The Camino de Santiago can be found in Conques, a small town built around the great Romanesque abbey of Sainte Foy. The village itself is worth a visit but you definitely must not miss the Abbey. If you can, you should visit it at night because in summer there is usually a nocturnal tour through the columns, whilst down in the nave, there is a concert of piano and violin. One more thing! Do not miss the "curieux" as they observe the final judgment of its impressive tympanum.
124 characters are in motley representation of the Final Judgment on the lintel of the entrance to the Abbey of Santa Fe. One can spend hours marvelling over the detailed representations of angels, demons, Jesus Christ, the Virgin Mary, the apostles, Paradise, and the Seven Deadly Sins.

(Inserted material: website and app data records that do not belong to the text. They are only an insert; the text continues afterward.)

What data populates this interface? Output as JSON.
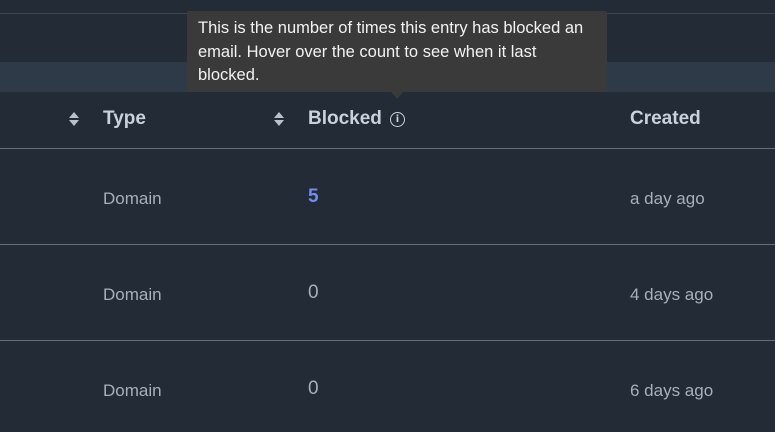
{
  "table": {
    "columns": [
      {
        "label": "Type"
      },
      {
        "label": "Blocked"
      },
      {
        "label": "Created"
      }
    ],
    "info_icon_glyph": "i",
    "rows": [
      {
        "type": "Domain",
        "blocked": "5",
        "created": "a day ago"
      },
      {
        "type": "Domain",
        "blocked": "0",
        "created": "4 days ago"
      },
      {
        "type": "Domain",
        "blocked": "0",
        "created": "6 days ago"
      }
    ]
  },
  "tooltip": {
    "text": "This is the number of times this entry has blocked an email. Hover over the count to see when it last blocked."
  },
  "colors": {
    "background": "#222b36",
    "link": "#6f8ee8",
    "tooltip_bg": "#3a3a3a"
  }
}
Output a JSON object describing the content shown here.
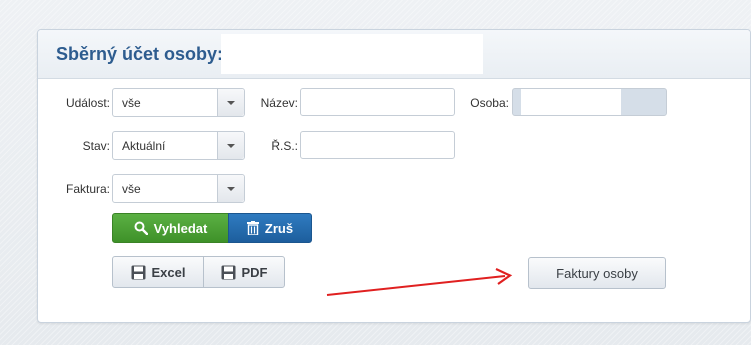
{
  "panel": {
    "title": "Sběrný účet osoby:"
  },
  "form": {
    "udalost": {
      "label": "Událost:",
      "value": "vše"
    },
    "nazev": {
      "label": "Název:",
      "value": ""
    },
    "osoba": {
      "label": "Osoba:",
      "value": ""
    },
    "stav": {
      "label": "Stav:",
      "value": "Aktuální"
    },
    "rs": {
      "label": "Ř.S.:",
      "value": ""
    },
    "faktura": {
      "label": "Faktura:",
      "value": "vše"
    }
  },
  "buttons": {
    "search": "Vyhledat",
    "cancel": "Zruš",
    "excel": "Excel",
    "pdf": "PDF",
    "faktury_osoby": "Faktury osoby"
  },
  "colors": {
    "title": "#2d5c8f",
    "search_button": "#4aa033",
    "cancel_button": "#2566a8",
    "annotation_arrow": "#e02020"
  },
  "icons": {
    "search": "magnifier-icon",
    "cancel": "trash-icon",
    "export": "floppy-disk-icon",
    "select": "chevron-down-icon"
  }
}
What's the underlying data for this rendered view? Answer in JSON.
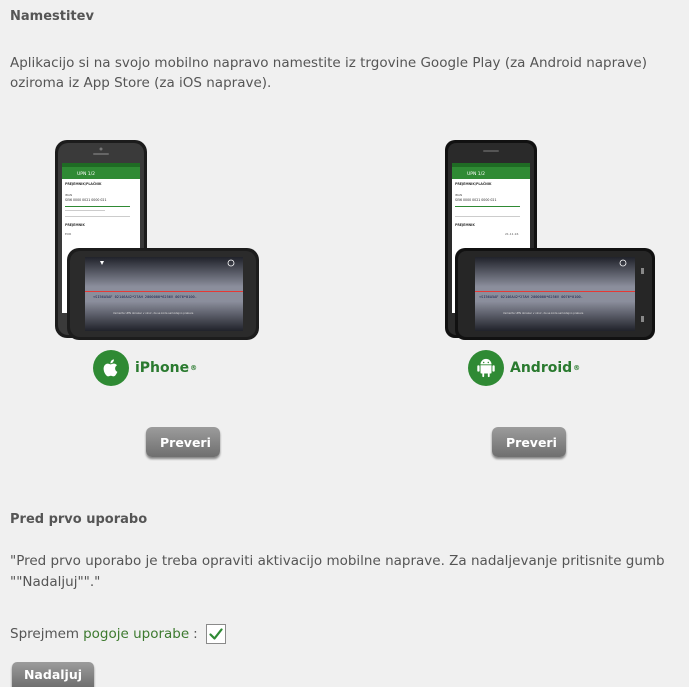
{
  "install": {
    "title": "Namestitev",
    "text": "Aplikacijo si na svojo mobilno napravo namestite iz trgovine Google Play (za Android naprave) oziroma iz App Store (za iOS naprave)."
  },
  "phone_screen": {
    "app_title": "UPN 1/2",
    "section_payer": "PREJEMNIK/PLAČNIK",
    "account_label": "IBAN",
    "account_value": "SI56 0000 0021 0000 021",
    "section_receiver": "PREJEMNIK",
    "amount_label": "EUR",
    "date_value": "21.11.16",
    "scan_code": "<SI56A5AF 02146A42*27AH 2000000*6256V 0076*0100-",
    "scan_hint": "Usmerite UPN obrazec v okvir, da se koda samodejno prebere"
  },
  "platforms": {
    "ios": {
      "label": "iPhone",
      "mark": "®",
      "button": "Preveri"
    },
    "android": {
      "label": "Android",
      "mark": "®",
      "button": "Preveri"
    }
  },
  "first_use": {
    "title": "Pred prvo uporabo",
    "text": "\"Pred prvo uporabo je treba opraviti aktivacijo mobilne naprave. Za nadaljevanje pritisnite gumb \"\"Nadaljuj\"\".\"",
    "accept_prefix": "Sprejmem",
    "terms_link": "pogoje uporabe",
    "accept_suffix": ":",
    "accepted": true,
    "continue_button": "Nadaljuj"
  },
  "colors": {
    "background": "#f0f0f0",
    "accent_green": "#2f8a34",
    "button_gray": "#7d7d7d"
  }
}
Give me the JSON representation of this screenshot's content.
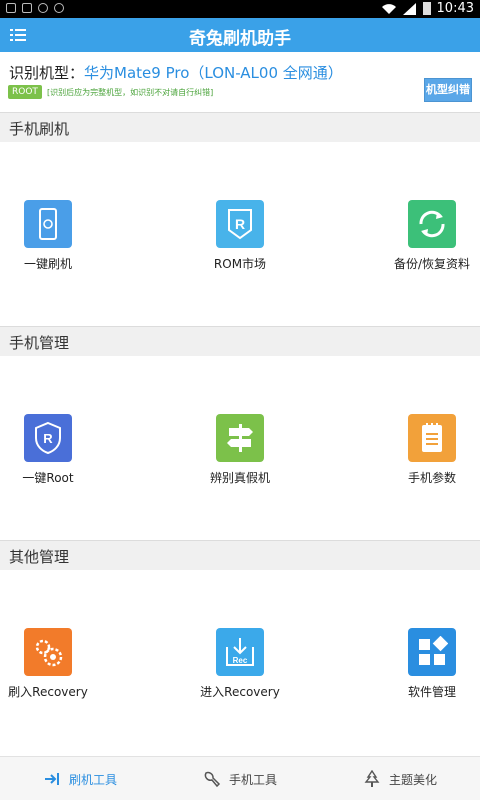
{
  "status_bar": {
    "time": "10:43"
  },
  "header": {
    "title": "奇兔刷机助手"
  },
  "device": {
    "label": "识别机型：",
    "model": "华为Mate9 Pro（LON-AL00 全网通）",
    "root_badge": "ROOT",
    "hint": "[识别后应为完整机型，如识别不对请自行纠错]",
    "fix_button": "机型纠错"
  },
  "sections": [
    {
      "title": "手机刷机",
      "items": [
        {
          "label": "一键刷机",
          "icon": "phone-flash-icon",
          "color": "#4a9ee8"
        },
        {
          "label": "ROM市场",
          "icon": "rom-market-icon",
          "color": "#48b3ea"
        },
        {
          "label": "备份/恢复资料",
          "icon": "backup-restore-icon",
          "color": "#3cc079"
        }
      ]
    },
    {
      "title": "手机管理",
      "items": [
        {
          "label": "一键Root",
          "icon": "root-shield-icon",
          "color": "#4a6fd8"
        },
        {
          "label": "辨别真假机",
          "icon": "signpost-icon",
          "color": "#7cc14a"
        },
        {
          "label": "手机参数",
          "icon": "notepad-icon",
          "color": "#f2a13a"
        }
      ]
    },
    {
      "title": "其他管理",
      "items": [
        {
          "label": "刷入Recovery",
          "icon": "gears-icon",
          "color": "#f27b2a"
        },
        {
          "label": "进入Recovery",
          "icon": "rec-download-icon",
          "color": "#3ba9ea"
        },
        {
          "label": "软件管理",
          "icon": "apps-grid-icon",
          "color": "#2a8ee0"
        }
      ]
    }
  ],
  "bottom_nav": [
    {
      "label": "刷机工具",
      "active": true
    },
    {
      "label": "手机工具",
      "active": false
    },
    {
      "label": "主题美化",
      "active": false
    }
  ],
  "colors": {
    "accent": "#3aa1e8",
    "active_tab": "#2a8ee0"
  }
}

Key figures in the history of the abbey are also shown, as its founder, Abbot Dadon, one of its principal benefactors, Charlemagne, and Sainte-Foy or Santa Fe, whose relics are preserved in the temple. Some of the figures represented are photographed.
More than the abbey itself, the most interesting of Conques is the treasure, with elements of French religious art. Exposed in the former refectory of the monks Among the relics it is important to emphasize "The Santa Fe". This is a significant statue. The inside is made of wood and is covered in gold, silver and jewelry from different periods, placed there from the 10th to the 15th century. The head could be a Gallo-Roman mask. It has been said that these were also the funerary mask of a Roman emperor. The crown enamels and precious stones collection are made up of: Emeralds, rubies, sapphires, topaz, opal,etc ... It has cameos and materials from the Roman Empire, Byzantine and Carolingian. The reliquary of Pepin is also lovely. Is the work of the 8th or 9th centuries, with a wooden inside and exterior of gold and stones, some even some from a Persian origin. Lovely filigree work. Another interesting piece is called A Charlemagne, it is made of wood and covered with silver-gilt and enamels. Might be donation of Charlemagne, retouched by many abbots. There are other great pieces: Cruces, reliquaries, portable altars, statues and fabrics, among other things.
These pearls are not from pearl oysters but are handmade and all different, by a couple Amelie Peret and Nicolas Dubus. They work in the shop / workshop half the year, and the rest of the time they travel around the world on a bike; in the shop they sell their book. They produce ceramic beads, glass and metal, inspired by India, Africa, Murano, China, Indonesia and other places they have gone.